  • 1180 (Jisho 4, 22nd day of the 4th month): The infant Emperor Antoku's accepted the monarch's role and duties and powers (sokui).[6] This was confirmed in ceremonies.[7]
  • 1180 (Jisho 4, 2nd day of the 6th month): The court leaves Heian-kyō for Fukuhara, which is near modern-day Kōbe in Hyōgo.[4]
  • 1180 (Jisho 4, 26th day of the 11th month): The capital is moved back to Heian-kyō.[8]
  • 1180 (Jisho 4): A whirlwind causes chaos in the capital.[9]
  • 30 January 1181 (Jisho 5, 14th day of the 1st month): Takakura died.[10]

References[change | edit source]

  1. Nussbaum, Louis-Frédéric. (2005). "Jishō" in Japan Encyclopedia, p. 425.
  2. Titsingh, Isaac. (1834). Annales des empereurs du japon, pp. 195-200; Brown, Delmer et al. (1979). Gukanshō, pp. 330-333; Varley, H. Paul. (1980). Jinnō Shōtōki. pp. 212-214.
  3. Titsingh, p. 198; Kitagawa, H. (1975). The Tale of the Heike, p. 783; Kamo no Chōmei. (1212). Hōjōki.
  4. 4.0 4.1 4.2 Kitagawa, H. (1975). The Tale of the Heike, p. 784.
  5. Titsingh, p. 200; Brown, p. 333; Kitagawa, p. 784.
  6. Kitagawa, p. 784.
  7. Varley, p. 44; a distinct act of senso is unrecognized prior to Emperor Tenji; and all sovereigns except Jitō, Yōzei, Go-Toba, and Fushimi have senso and sokui in the same year until the reign of Emperor Go-Murakami. Compare Imperial Household Agency (Kunaichō), Ceremony of Accession (Sokui-no-Rei); retrieved 2012-2-26.
  8. Kitagawa, p. 785.
  9. Kamo no Chōmei. (1212). Hōjōki.
  10. Kitagawa, p. 785; Kunaichō, 高倉天皇 (80); retrieved 2012-5-23.

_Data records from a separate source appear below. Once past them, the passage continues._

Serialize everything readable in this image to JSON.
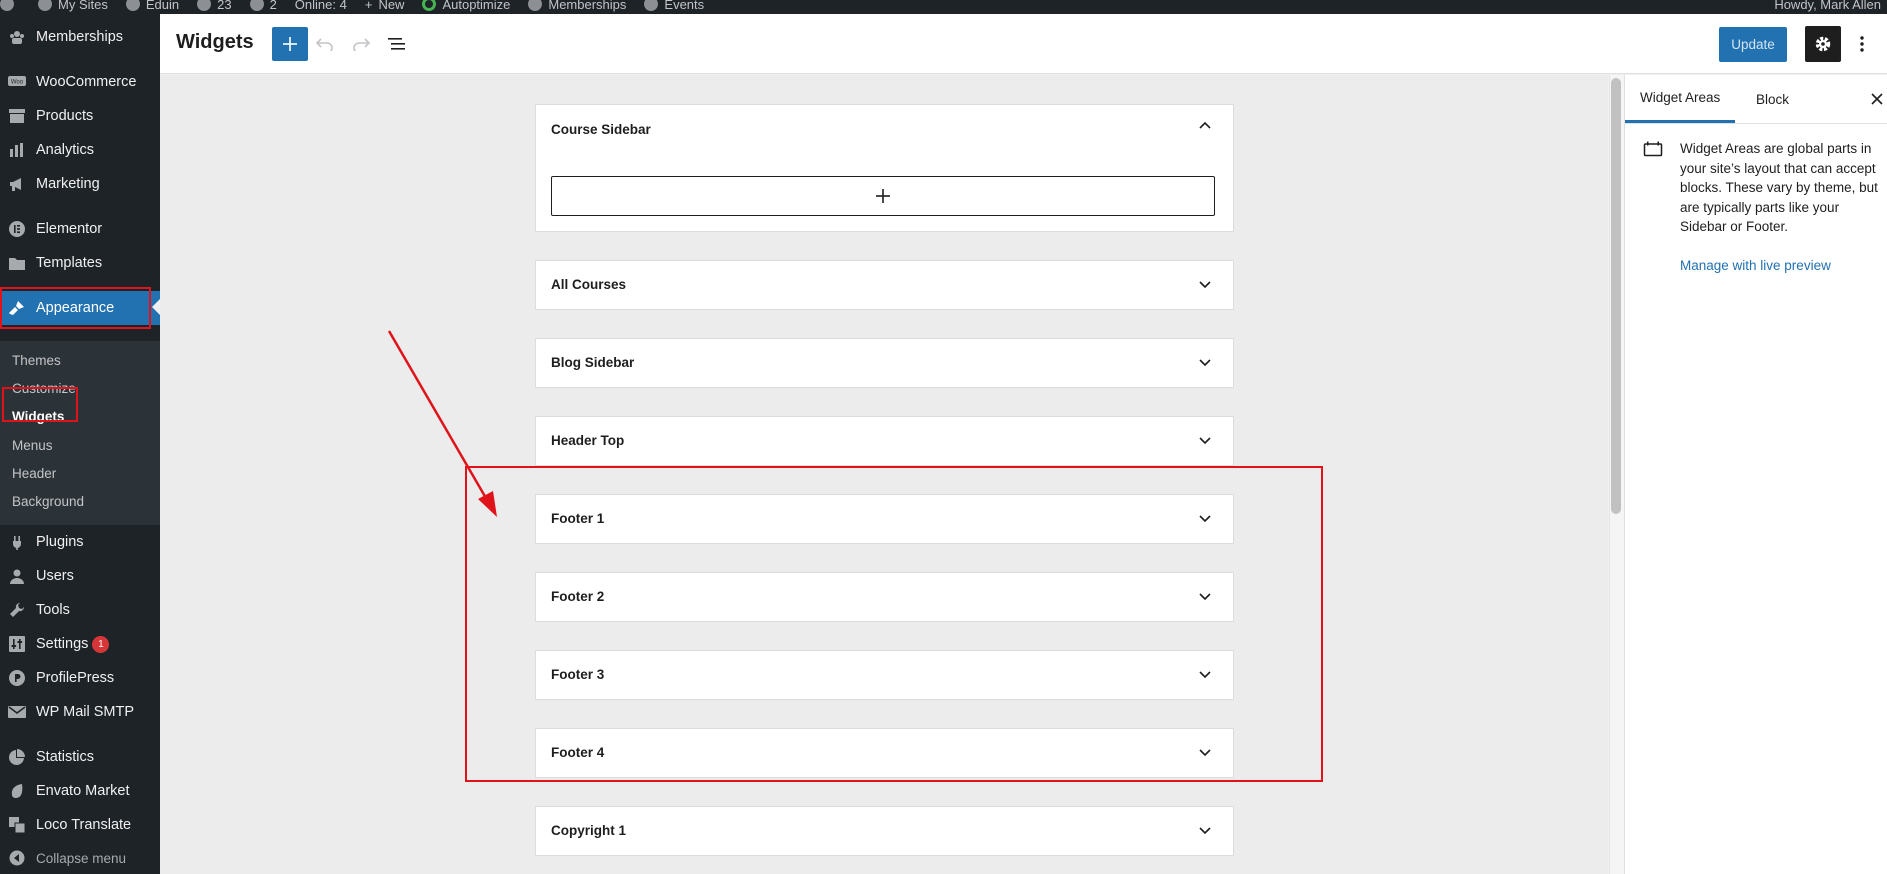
{
  "admin_bar": {
    "items": [
      "My Sites",
      "Eduin",
      "23",
      "2",
      "Online: 4",
      "New",
      "Autoptimize",
      "Memberships",
      "Events"
    ],
    "howdy": "Howdy, Mark Allen"
  },
  "menu": {
    "memberships": "Memberships",
    "woocommerce": "WooCommerce",
    "products": "Products",
    "analytics": "Analytics",
    "marketing": "Marketing",
    "elementor": "Elementor",
    "templates": "Templates",
    "appearance": "Appearance",
    "plugins": "Plugins",
    "users": "Users",
    "tools": "Tools",
    "settings": "Settings",
    "settings_badge": "1",
    "profilepress": "ProfilePress",
    "wp_mail_smtp": "WP Mail SMTP",
    "statistics": "Statistics",
    "envato_market": "Envato Market",
    "loco_translate": "Loco Translate",
    "collapse": "Collapse menu"
  },
  "submenu": {
    "themes": "Themes",
    "customize": "Customize",
    "widgets": "Widgets",
    "menus": "Menus",
    "header": "Header",
    "background": "Background"
  },
  "header": {
    "title": "Widgets",
    "update_label": "Update"
  },
  "widget_areas": [
    {
      "title": "Course Sidebar",
      "expanded": true
    },
    {
      "title": "All Courses",
      "expanded": false
    },
    {
      "title": "Blog Sidebar",
      "expanded": false
    },
    {
      "title": "Header Top",
      "expanded": false
    },
    {
      "title": "Footer 1",
      "expanded": false
    },
    {
      "title": "Footer 2",
      "expanded": false
    },
    {
      "title": "Footer 3",
      "expanded": false
    },
    {
      "title": "Footer 4",
      "expanded": false
    },
    {
      "title": "Copyright 1",
      "expanded": false
    }
  ],
  "sidebar": {
    "tab_widget_areas": "Widget Areas",
    "tab_block": "Block",
    "description": "Widget Areas are global parts in your site’s layout that can accept blocks. These vary by theme, but are typically parts like your Sidebar or Footer.",
    "manage_link": "Manage with live preview"
  },
  "colors": {
    "admin_dark": "#1d2327",
    "accent": "#2271b1",
    "annotation_red": "#e0131a"
  }
}
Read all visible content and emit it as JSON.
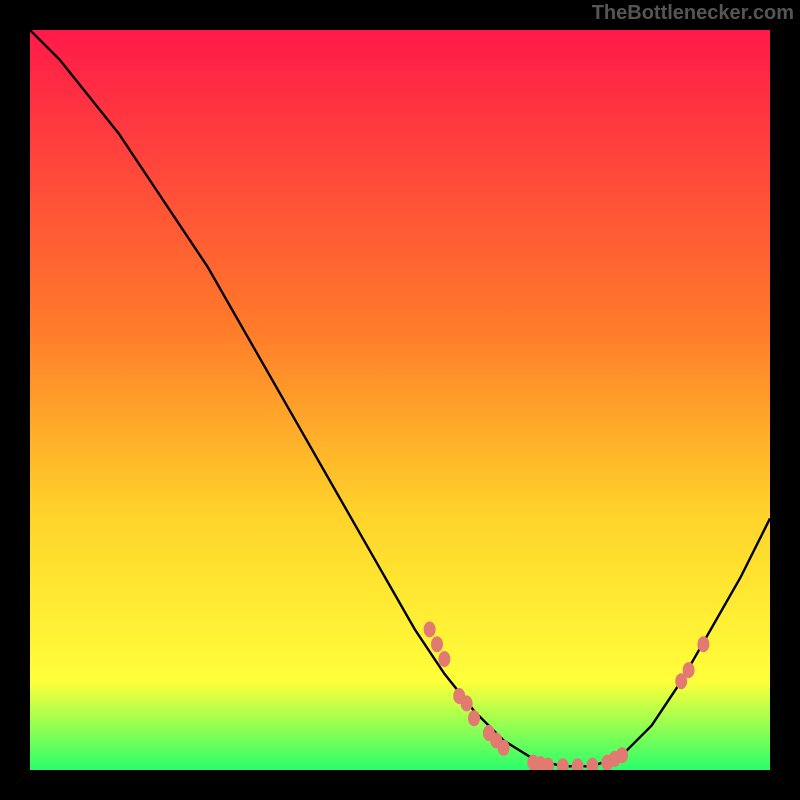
{
  "watermark": "TheBottlenecker.com",
  "colors": {
    "grad_top": "#ff1a4a",
    "grad_mid1": "#ff7a2a",
    "grad_mid2": "#ffd22a",
    "grad_mid3": "#ffff3a",
    "grad_bot": "#2aff6a",
    "curve": "#000000",
    "marker": "#e27a72",
    "black": "#000000"
  },
  "chart_data": {
    "type": "line",
    "title": "",
    "xlabel": "",
    "ylabel": "",
    "xlim": [
      0,
      100
    ],
    "ylim": [
      0,
      100
    ],
    "curve": {
      "x": [
        0,
        4,
        8,
        12,
        16,
        20,
        24,
        28,
        32,
        36,
        40,
        44,
        48,
        52,
        56,
        60,
        64,
        68,
        72,
        76,
        80,
        84,
        88,
        92,
        96,
        100
      ],
      "y": [
        100,
        96,
        91,
        86,
        80,
        74,
        68,
        61,
        54,
        47,
        40,
        33,
        26,
        19,
        13,
        8,
        4,
        1.5,
        0.5,
        0.5,
        2,
        6,
        12,
        19,
        26,
        34
      ]
    },
    "markers": [
      {
        "x": 54,
        "y": 19
      },
      {
        "x": 55,
        "y": 17
      },
      {
        "x": 56,
        "y": 15
      },
      {
        "x": 58,
        "y": 10
      },
      {
        "x": 59,
        "y": 9
      },
      {
        "x": 60,
        "y": 7
      },
      {
        "x": 62,
        "y": 5
      },
      {
        "x": 63,
        "y": 4
      },
      {
        "x": 64,
        "y": 3
      },
      {
        "x": 68,
        "y": 1
      },
      {
        "x": 69,
        "y": 0.8
      },
      {
        "x": 70,
        "y": 0.6
      },
      {
        "x": 72,
        "y": 0.5
      },
      {
        "x": 74,
        "y": 0.5
      },
      {
        "x": 76,
        "y": 0.6
      },
      {
        "x": 78,
        "y": 1
      },
      {
        "x": 79,
        "y": 1.5
      },
      {
        "x": 80,
        "y": 2
      },
      {
        "x": 88,
        "y": 12
      },
      {
        "x": 89,
        "y": 13.5
      },
      {
        "x": 91,
        "y": 17
      }
    ]
  }
}
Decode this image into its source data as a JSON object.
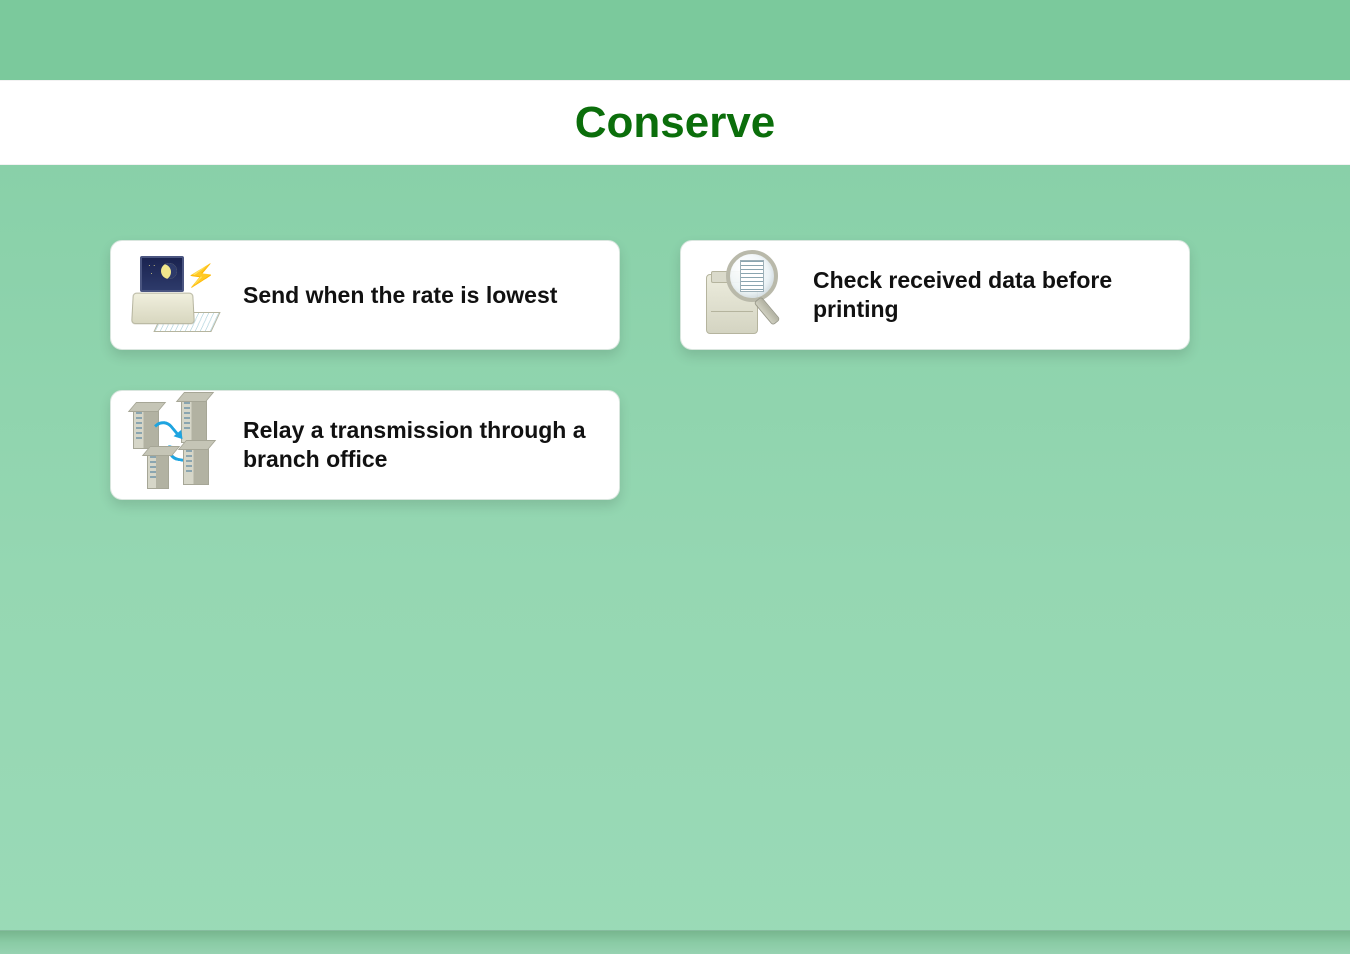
{
  "title": "Conserve",
  "colors": {
    "title_text": "#0b6e0b",
    "background_top": "#7bc99c",
    "background_bottom": "#9adab7",
    "card_bg": "#ffffff"
  },
  "cards": {
    "left": [
      {
        "label": "Send when the rate is lowest",
        "icon": "night-fax-icon"
      },
      {
        "label": "Relay a transmission through a branch office",
        "icon": "buildings-relay-icon"
      }
    ],
    "right": [
      {
        "label": "Check received data before printing",
        "icon": "printer-magnify-icon"
      }
    ]
  }
}
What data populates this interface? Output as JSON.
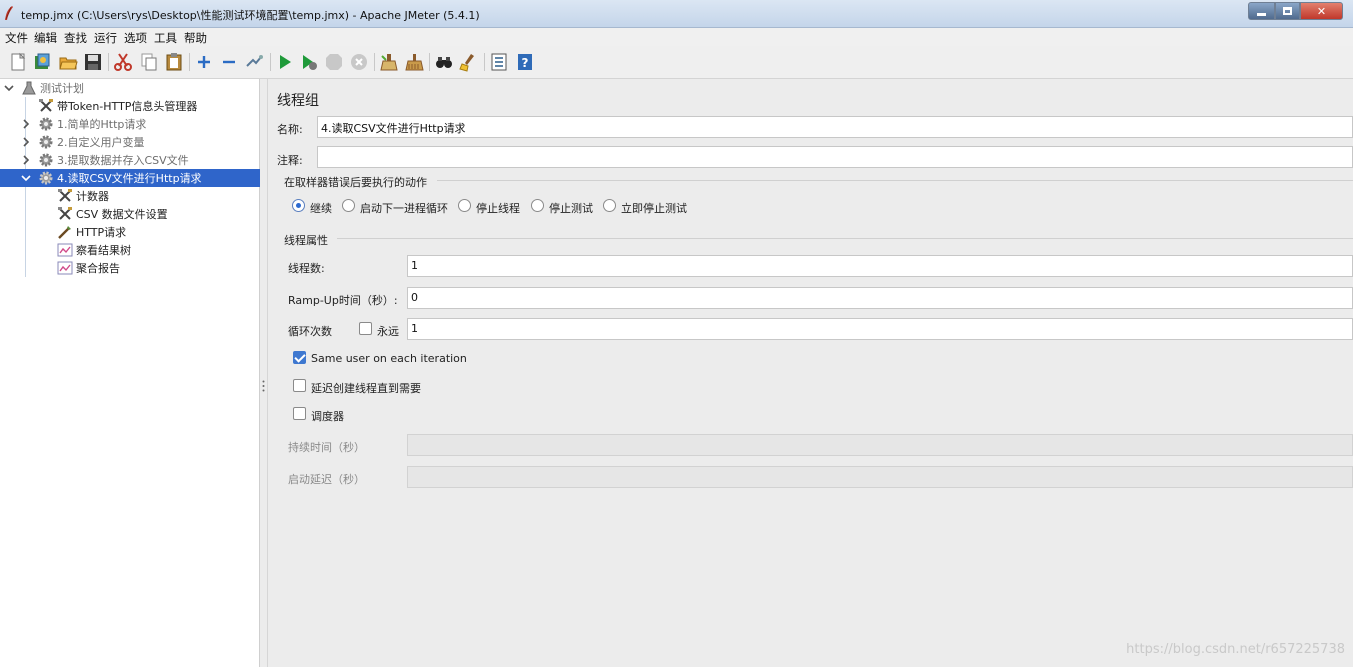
{
  "window": {
    "title": "temp.jmx (C:\\Users\\rys\\Desktop\\性能测试环境配置\\temp.jmx) - Apache JMeter (5.4.1)"
  },
  "menu": [
    "文件",
    "编辑",
    "查找",
    "运行",
    "选项",
    "工具",
    "帮助"
  ],
  "toolbar": {
    "icons": [
      "new-icon",
      "templates-icon",
      "open-icon",
      "save-icon",
      "cut-icon",
      "copy-icon",
      "paste-icon",
      "expand-icon",
      "collapse-icon",
      "toggle-icon",
      "start-icon",
      "start-no-pause-icon",
      "stop-icon",
      "shutdown-icon",
      "clear-icon",
      "clear-all-icon",
      "search-icon",
      "reset-search-icon",
      "function-helper-icon",
      "help-icon"
    ]
  },
  "tree": {
    "items": [
      {
        "label": "测试计划",
        "level": 0,
        "expanded": true,
        "icon": "test-plan-icon"
      },
      {
        "label": "带Token-HTTP信息头管理器",
        "level": 1,
        "icon": "config-icon"
      },
      {
        "label": "1.简单的Http请求",
        "level": 1,
        "icon": "thread-group-icon"
      },
      {
        "label": "2.自定义用户变量",
        "level": 1,
        "icon": "thread-group-icon"
      },
      {
        "label": "3.提取数据并存入CSV文件",
        "level": 1,
        "icon": "thread-group-icon"
      },
      {
        "label": "4.读取CSV文件进行Http请求",
        "level": 1,
        "icon": "thread-group-icon",
        "selected": true
      },
      {
        "label": "计数器",
        "level": 2,
        "icon": "config-icon"
      },
      {
        "label": "CSV 数据文件设置",
        "level": 2,
        "icon": "config-icon"
      },
      {
        "label": "HTTP请求",
        "level": 2,
        "icon": "sampler-icon"
      },
      {
        "label": "察看结果树",
        "level": 2,
        "icon": "listener-icon"
      },
      {
        "label": "聚合报告",
        "level": 2,
        "icon": "listener-icon"
      }
    ]
  },
  "panel": {
    "title": "线程组",
    "name_label": "名称:",
    "name_value": "4.读取CSV文件进行Http请求",
    "comment_label": "注释:",
    "comment_value": "",
    "error_section": "在取样器错误后要执行的动作",
    "error_options": [
      "继续",
      "启动下一进程循环",
      "停止线程",
      "停止测试",
      "立即停止测试"
    ],
    "error_selected": "继续",
    "thread_section": "线程属性",
    "threads_label": "线程数:",
    "threads_value": "1",
    "rampup_label": "Ramp-Up时间（秒）:",
    "rampup_value": "0",
    "loop_label": "循环次数",
    "forever_label": "永远",
    "forever_checked": false,
    "loop_value": "1",
    "same_user_label": "Same user on each iteration",
    "same_user_checked": true,
    "delay_label": "延迟创建线程直到需要",
    "delay_checked": false,
    "scheduler_label": "调度器",
    "scheduler_checked": false,
    "duration_label": "持续时间（秒）",
    "duration_value": "",
    "startup_delay_label": "启动延迟（秒）",
    "startup_delay_value": ""
  },
  "watermark": "https://blog.csdn.net/r657225738"
}
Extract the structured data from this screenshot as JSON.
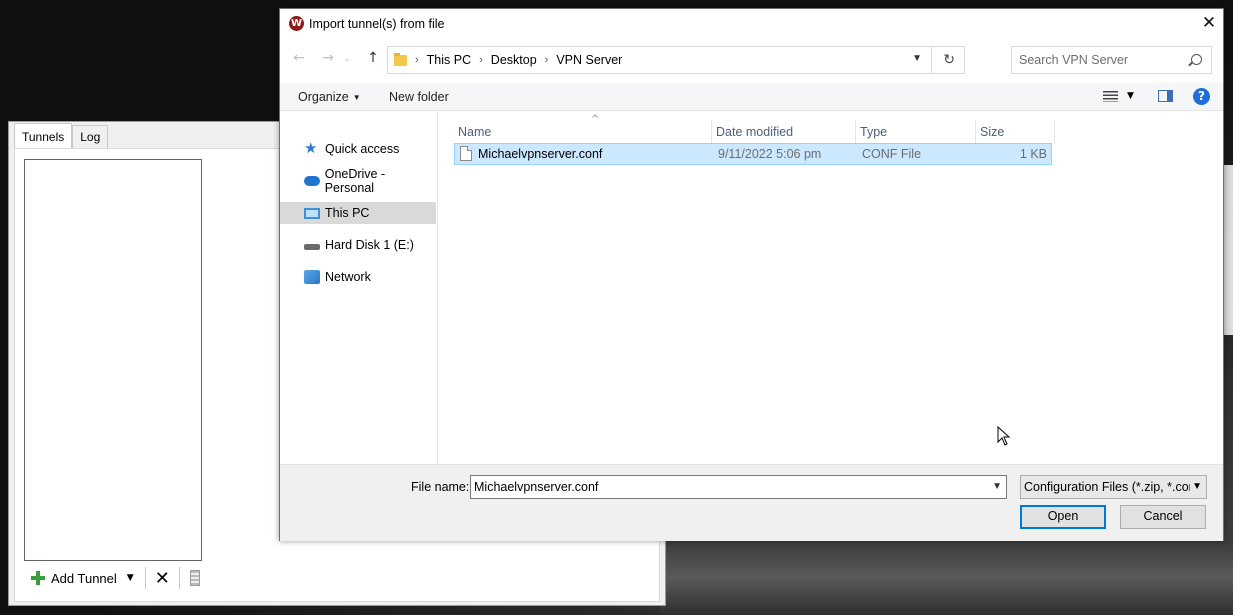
{
  "wireguard": {
    "tabs": [
      {
        "label": "Tunnels",
        "active": true
      },
      {
        "label": "Log",
        "active": false
      }
    ],
    "toolbar": {
      "add_tunnel_label": "Add Tunnel"
    }
  },
  "dialog": {
    "title": "Import tunnel(s) from file",
    "address": {
      "crumbs": [
        "This PC",
        "Desktop",
        "VPN Server"
      ]
    },
    "search": {
      "placeholder": "Search VPN Server"
    },
    "commands": {
      "organize": "Organize",
      "new_folder": "New folder"
    },
    "nav_pane": {
      "items": [
        {
          "label": "Quick access",
          "icon": "star-icon"
        },
        {
          "label": "OneDrive - Personal",
          "icon": "cloud-icon"
        },
        {
          "label": "This PC",
          "icon": "computer-icon",
          "selected": true
        },
        {
          "label": "Hard Disk 1 (E:)",
          "icon": "drive-icon"
        },
        {
          "label": "Network",
          "icon": "network-icon"
        }
      ]
    },
    "columns": {
      "name": "Name",
      "date": "Date modified",
      "type": "Type",
      "size": "Size"
    },
    "files": [
      {
        "name": "Michaelvpnserver.conf",
        "date": "9/11/2022 5:06 pm",
        "type": "CONF File",
        "size": "1 KB",
        "selected": true
      }
    ],
    "file_name": {
      "label": "File name:",
      "value": "Michaelvpnserver.conf"
    },
    "filter": {
      "selected": "Configuration Files (*.zip, *.con"
    },
    "buttons": {
      "open": "Open",
      "cancel": "Cancel"
    },
    "colors": {
      "selection_bg": "#cce8ff",
      "selection_border": "#99d1ff",
      "primary_border": "#0078d7",
      "header_text": "#4c607a"
    }
  }
}
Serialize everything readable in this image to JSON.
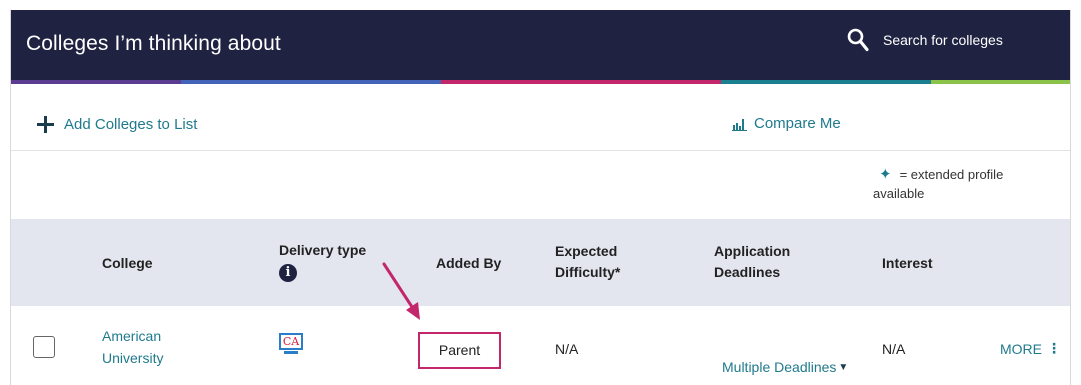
{
  "header": {
    "title": "Colleges I’m thinking about",
    "search_label": "Search for colleges",
    "search_icon": "search-icon",
    "stripe_colors": [
      "#5a3d91",
      "#4263b8",
      "#c2266b",
      "#1a7f8e",
      "#8bc34a"
    ]
  },
  "actions": {
    "add_label": "Add Colleges to List",
    "compare_label": "Compare Me"
  },
  "legend": {
    "symbol": "✦",
    "line1": "= extended profile",
    "line2": "available"
  },
  "table": {
    "columns": {
      "college": "College",
      "delivery": "Delivery type",
      "added_by": "Added By",
      "difficulty_1": "Expected",
      "difficulty_2": "Difficulty*",
      "deadlines_1": "Application",
      "deadlines_2": "Deadlines",
      "interest": "Interest"
    },
    "rows": [
      {
        "college_1": "American",
        "college_2": "University",
        "delivery_icon_text": "CA",
        "added_by": "Parent",
        "difficulty": "N/A",
        "deadlines": "Multiple Deadlines",
        "interest": "N/A",
        "more": "MORE"
      }
    ]
  },
  "colors": {
    "header_bg": "#1f2341",
    "accent": "#1f7a8c",
    "highlight": "#c2266b",
    "table_header_bg": "#e3e6ef"
  }
}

Other websites[change | edit source]


Jishō 1st 2nd 3rd 4th 5th
Gregorian 1177 1178 1179 1180 1181
Preceded by:
Angen
Era or nengō:
Jishō
Succeeded by:
Yōwa